§ **Work order**
Word for word, repeat the records, leaving every picture behind.

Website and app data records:

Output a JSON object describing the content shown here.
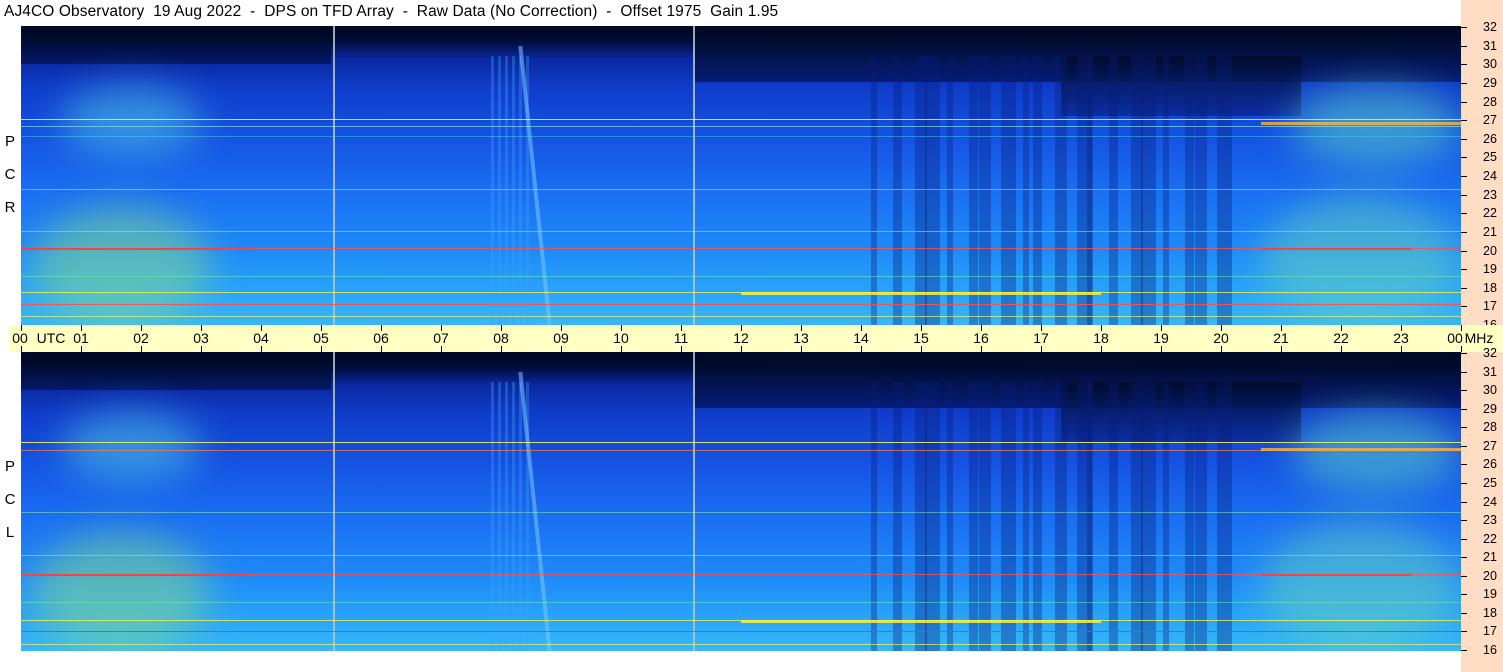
{
  "title": "AJ4CO Observatory  19 Aug 2022  -  DPS on TFD Array  -  Raw Data (No Correction)  -  Offset 1975  Gain 1.95",
  "panels": [
    {
      "label_letters": [
        "R",
        "C",
        "P"
      ]
    },
    {
      "label_letters": [
        "L",
        "C",
        "P"
      ]
    }
  ],
  "frequency_axis": {
    "labels": [
      "32",
      "31",
      "30",
      "29",
      "28",
      "27",
      "26",
      "25",
      "24",
      "23",
      "22",
      "21",
      "20",
      "19",
      "18",
      "17",
      "16"
    ]
  },
  "time_axis": {
    "labels": [
      "00",
      "UTC",
      "01",
      "02",
      "03",
      "04",
      "05",
      "06",
      "07",
      "08",
      "09",
      "10",
      "11",
      "12",
      "13",
      "14",
      "15",
      "16",
      "17",
      "18",
      "19",
      "20",
      "21",
      "22",
      "23",
      "00",
      "MHz"
    ]
  },
  "colors": {
    "background": "#ffffff",
    "time_axis_bg": "#ffffc4",
    "freq_axis_bg": "#ffdcc4",
    "spectrogram_low": "#000820",
    "spectrogram_mid": "#1450e0",
    "spectrogram_high": "#38b8f4"
  }
}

§ **Answer area**
Output a JSON object describing the content shown here.
{
  "title": "AJ4CO Observatory  19 Aug 2022  -  DPS on TFD Array  -  Raw Data (No Correction)  -  Offset 1975  Gain 1.95",
  "panels": [
    {
      "label_letters": [
        "R",
        "C",
        "P"
      ]
    },
    {
      "label_letters": [
        "L",
        "C",
        "P"
      ]
    }
  ],
  "frequency_axis": {
    "labels": [
      "32",
      "31",
      "30",
      "29",
      "28",
      "27",
      "26",
      "25",
      "24",
      "23",
      "22",
      "21",
      "20",
      "19",
      "18",
      "17",
      "16"
    ]
  },
  "time_axis": {
    "labels": [
      "00",
      "UTC",
      "01",
      "02",
      "03",
      "04",
      "05",
      "06",
      "07",
      "08",
      "09",
      "10",
      "11",
      "12",
      "13",
      "14",
      "15",
      "16",
      "17",
      "18",
      "19",
      "20",
      "21",
      "22",
      "23",
      "00",
      "MHz"
    ]
  },
  "colors": {
    "background": "#ffffff",
    "time_axis_bg": "#ffffc4",
    "freq_axis_bg": "#ffdcc4",
    "spectrogram_low": "#000820",
    "spectrogram_mid": "#1450e0",
    "spectrogram_high": "#38b8f4"
  }
}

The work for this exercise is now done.